In some places, it is possible to send them for a lower fee than for a letter. Stamp collectors distinguish between postcards (which require a stamp) and postal cards (which have the postage pre-printed on them). While a postcard is usually printed by a private company, individual or organization, a postal card is issued by the relevant postal authority.
Does anyone see anything slightly strange about the camo colors of these units? Maybe I'm missing something, but I would think that regardless of their efficiency, their heat, electromagnetic, and sound properties would make them a larger target than if they just painted them orange.
Now, here's an appropriate use for hybrids and alternative sources.

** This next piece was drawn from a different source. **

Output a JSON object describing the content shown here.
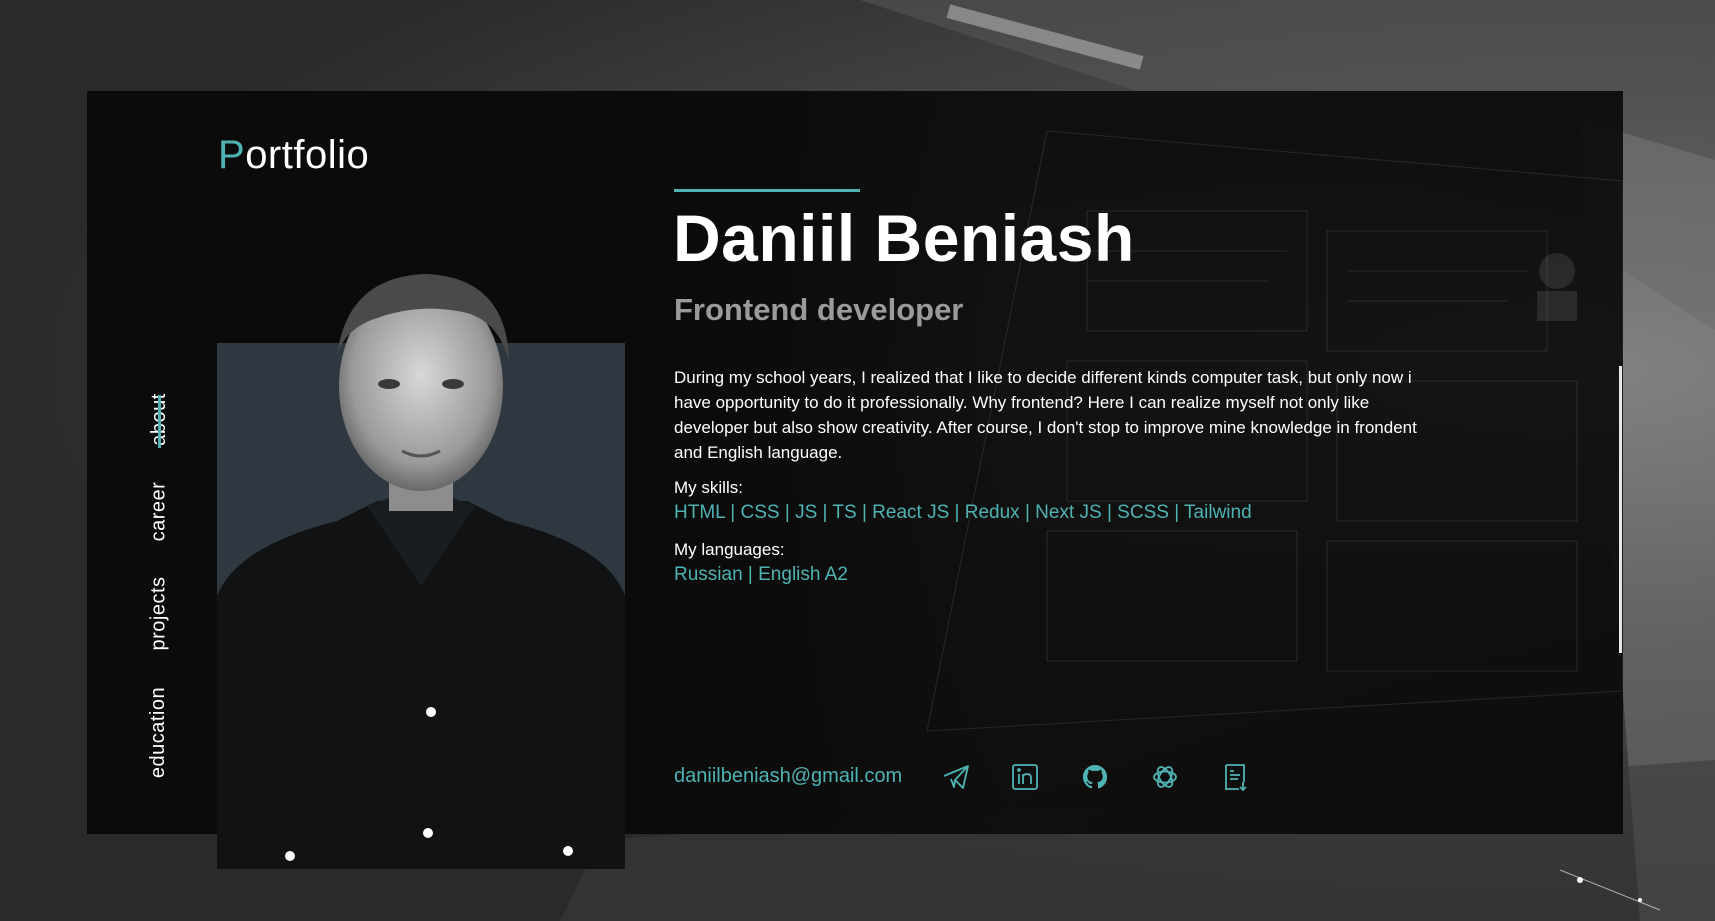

Samsung's Galaxy line of smartphones used to fare quite well in the repairability department, but last year's flagship S5 model took a tumble, scoring a meh-inducing 5/10. Will the newly redesigned S6 lead us back into star-studded territory, or will we sink further into the depths of a repairability black hole?
In 2003, the world contained just over 500 million Internet-connected devices. By 2010, this figure had risen to 12.5 billion connected objects, almost six devices per individual with access to the Internet. Now, as we move into 2015, the number of connected 'things' is expected to reach 25 billion, ultimately edging toward 50 billion by the end of the decade.
NASA engineer Brian Trease studied abroad in Japan as a high school student and used to fold fast-food wrappers into cranes using origami techniques he learned in library books. Inspired by this, he began to imagine that origami could be applied to building spacecraft components, particularly solar panels that could one day send solar power from space to be used on earth.
Focus on Fundamentals consists of 45-minute on-line classes that cover a host of technologies. You learn without leaving the comfort of your desk. All classes are taught by subject-matter experts and all are archived. So if you can't attend live, attend at your convenience.